_Work request_:
An exact, complete copy of the lines below is the expected answer.

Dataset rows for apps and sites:
•••••

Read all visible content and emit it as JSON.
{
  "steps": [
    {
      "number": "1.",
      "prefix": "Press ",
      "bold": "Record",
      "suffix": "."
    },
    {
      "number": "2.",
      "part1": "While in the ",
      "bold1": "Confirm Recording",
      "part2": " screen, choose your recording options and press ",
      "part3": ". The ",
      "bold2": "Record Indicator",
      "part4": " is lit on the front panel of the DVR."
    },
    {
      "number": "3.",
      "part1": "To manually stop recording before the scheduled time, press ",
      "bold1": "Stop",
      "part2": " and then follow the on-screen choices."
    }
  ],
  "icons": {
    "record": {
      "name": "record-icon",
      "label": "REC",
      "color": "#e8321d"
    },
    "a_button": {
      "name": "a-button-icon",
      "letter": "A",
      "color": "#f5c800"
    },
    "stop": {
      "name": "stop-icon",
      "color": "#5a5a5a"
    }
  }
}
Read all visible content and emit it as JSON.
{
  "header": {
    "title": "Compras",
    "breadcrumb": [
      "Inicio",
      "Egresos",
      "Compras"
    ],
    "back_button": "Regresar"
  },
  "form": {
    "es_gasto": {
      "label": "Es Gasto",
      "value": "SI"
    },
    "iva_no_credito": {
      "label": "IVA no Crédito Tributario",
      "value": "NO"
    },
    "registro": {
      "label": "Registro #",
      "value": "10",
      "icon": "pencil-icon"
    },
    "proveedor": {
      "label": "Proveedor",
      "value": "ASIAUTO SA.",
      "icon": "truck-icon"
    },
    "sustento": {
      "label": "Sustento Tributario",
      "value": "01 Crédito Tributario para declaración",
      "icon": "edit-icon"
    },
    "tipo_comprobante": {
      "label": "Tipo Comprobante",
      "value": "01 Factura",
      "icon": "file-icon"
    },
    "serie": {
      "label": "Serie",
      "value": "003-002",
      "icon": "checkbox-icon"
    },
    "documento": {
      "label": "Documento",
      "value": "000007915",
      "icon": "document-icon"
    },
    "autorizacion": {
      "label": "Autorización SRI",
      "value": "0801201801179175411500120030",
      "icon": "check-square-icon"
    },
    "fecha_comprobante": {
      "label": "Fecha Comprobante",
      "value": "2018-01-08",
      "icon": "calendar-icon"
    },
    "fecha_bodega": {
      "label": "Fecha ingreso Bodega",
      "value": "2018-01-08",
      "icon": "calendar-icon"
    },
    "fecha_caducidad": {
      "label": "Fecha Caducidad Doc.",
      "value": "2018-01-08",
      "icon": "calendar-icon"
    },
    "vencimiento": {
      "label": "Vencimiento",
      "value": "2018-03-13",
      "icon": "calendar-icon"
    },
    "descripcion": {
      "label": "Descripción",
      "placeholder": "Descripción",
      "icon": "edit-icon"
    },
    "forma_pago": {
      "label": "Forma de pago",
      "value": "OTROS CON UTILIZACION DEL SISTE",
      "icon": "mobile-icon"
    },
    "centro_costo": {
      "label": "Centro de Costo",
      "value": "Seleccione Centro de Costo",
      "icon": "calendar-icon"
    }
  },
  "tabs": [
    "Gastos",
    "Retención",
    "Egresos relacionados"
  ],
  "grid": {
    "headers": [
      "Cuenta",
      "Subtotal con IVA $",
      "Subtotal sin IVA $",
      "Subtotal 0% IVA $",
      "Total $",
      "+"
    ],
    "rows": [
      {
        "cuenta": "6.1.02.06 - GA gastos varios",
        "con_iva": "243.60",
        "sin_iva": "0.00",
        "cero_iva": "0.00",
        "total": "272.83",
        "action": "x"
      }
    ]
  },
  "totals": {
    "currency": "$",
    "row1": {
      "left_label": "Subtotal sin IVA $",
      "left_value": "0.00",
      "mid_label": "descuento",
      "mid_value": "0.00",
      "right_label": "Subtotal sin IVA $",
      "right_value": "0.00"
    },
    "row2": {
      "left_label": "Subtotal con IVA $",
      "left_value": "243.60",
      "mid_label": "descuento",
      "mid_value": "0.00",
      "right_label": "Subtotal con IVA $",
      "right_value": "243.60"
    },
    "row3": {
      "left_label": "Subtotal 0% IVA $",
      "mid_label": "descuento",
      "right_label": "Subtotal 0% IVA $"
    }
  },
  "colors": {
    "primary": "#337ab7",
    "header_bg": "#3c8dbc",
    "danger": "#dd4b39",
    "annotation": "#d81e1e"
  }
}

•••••

_Completed exercise_:
Read all visible content and emit it as JSON.
{
  "steps": [
    {
      "number": "1.",
      "prefix": "Press ",
      "bold": "Record",
      "suffix": "."
    },
    {
      "number": "2.",
      "part1": "While in the ",
      "bold1": "Confirm Recording",
      "part2": " screen, choose your recording options and press ",
      "part3": ". The ",
      "bold2": "Record Indicator",
      "part4": " is lit on the front panel of the DVR."
    },
    {
      "number": "3.",
      "part1": "To manually stop recording before the scheduled time, press ",
      "bold1": "Stop",
      "part2": " and then follow the on-screen choices."
    }
  ],
  "icons": {
    "record": {
      "name": "record-icon",
      "label": "REC",
      "color": "#e8321d"
    },
    "a_button": {
      "name": "a-button-icon",
      "letter": "A",
      "color": "#f5c800"
    },
    "stop": {
      "name": "stop-icon",
      "color": "#5a5a5a"
    }
  }
}
Read all visible content and emit it as JSON.
{
  "header": {
    "title": "Compras",
    "breadcrumb": [
      "Inicio",
      "Egresos",
      "Compras"
    ],
    "back_button": "Regresar"
  },
  "form": {
    "es_gasto": {
      "label": "Es Gasto",
      "value": "SI"
    },
    "iva_no_credito": {
      "label": "IVA no Crédito Tributario",
      "value": "NO"
    },
    "registro": {
      "label": "Registro #",
      "value": "10",
      "icon": "pencil-icon"
    },
    "proveedor": {
      "label": "Proveedor",
      "value": "ASIAUTO SA.",
      "icon": "truck-icon"
    },
    "sustento": {
      "label": "Sustento Tributario",
      "value": "01 Crédito Tributario para declaración",
      "icon": "edit-icon"
    },
    "tipo_comprobante": {
      "label": "Tipo Comprobante",
      "value": "01 Factura",
      "icon": "file-icon"
    },
    "serie": {
      "label": "Serie",
      "value": "003-002",
      "icon": "checkbox-icon"
    },
    "documento": {
      "label": "Documento",
      "value": "000007915",
      "icon": "document-icon"
    },
    "autorizacion": {
      "label": "Autorización SRI",
      "value": "0801201801179175411500120030",
      "icon": "check-square-icon"
    },
    "fecha_comprobante": {
      "label": "Fecha Comprobante",
      "value": "2018-01-08",
      "icon": "calendar-icon"
    },
    "fecha_bodega": {
      "label": "Fecha ingreso Bodega",
      "value": "2018-01-08",
      "icon": "calendar-icon"
    },
    "fecha_caducidad": {
      "label": "Fecha Caducidad Doc.",
      "value": "2018-01-08",
      "icon": "calendar-icon"
    },
    "vencimiento": {
      "label": "Vencimiento",
      "value": "2018-03-13",
      "icon": "calendar-icon"
    },
    "descripcion": {
      "label": "Descripción",
      "placeholder": "Descripción",
      "icon": "edit-icon"
    },
    "forma_pago": {
      "label": "Forma de pago",
      "value": "OTROS CON UTILIZACION DEL SISTE",
      "icon": "mobile-icon"
    },
    "centro_costo": {
      "label": "Centro de Costo",
      "value": "Seleccione Centro de Costo",
      "icon": "calendar-icon"
    }
  },
  "tabs": [
    "Gastos",
    "Retención",
    "Egresos relacionados"
  ],
  "grid": {
    "headers": [
      "Cuenta",
      "Subtotal con IVA $",
      "Subtotal sin IVA $",
      "Subtotal 0% IVA $",
      "Total $",
      "+"
    ],
    "rows": [
      {
        "cuenta": "6.1.02.06 - GA gastos varios",
        "con_iva": "243.60",
        "sin_iva": "0.00",
        "cero_iva": "0.00",
        "total": "272.83",
        "action": "x"
      }
    ]
  },
  "totals": {
    "currency": "$",
    "row1": {
      "left_label": "Subtotal sin IVA $",
      "left_value": "0.00",
      "mid_label": "descuento",
      "mid_value": "0.00",
      "right_label": "Subtotal sin IVA $",
      "right_value": "0.00"
    },
    "row2": {
      "left_label": "Subtotal con IVA $",
      "left_value": "243.60",
      "mid_label": "descuento",
      "mid_value": "0.00",
      "right_label": "Subtotal con IVA $",
      "right_value": "243.60"
    },
    "row3": {
      "left_label": "Subtotal 0% IVA $",
      "mid_label": "descuento",
      "right_label": "Subtotal 0% IVA $"
    }
  },
  "colors": {
    "primary": "#337ab7",
    "header_bg": "#3c8dbc",
    "danger": "#dd4b39",
    "annotation": "#d81e1e"
  }
}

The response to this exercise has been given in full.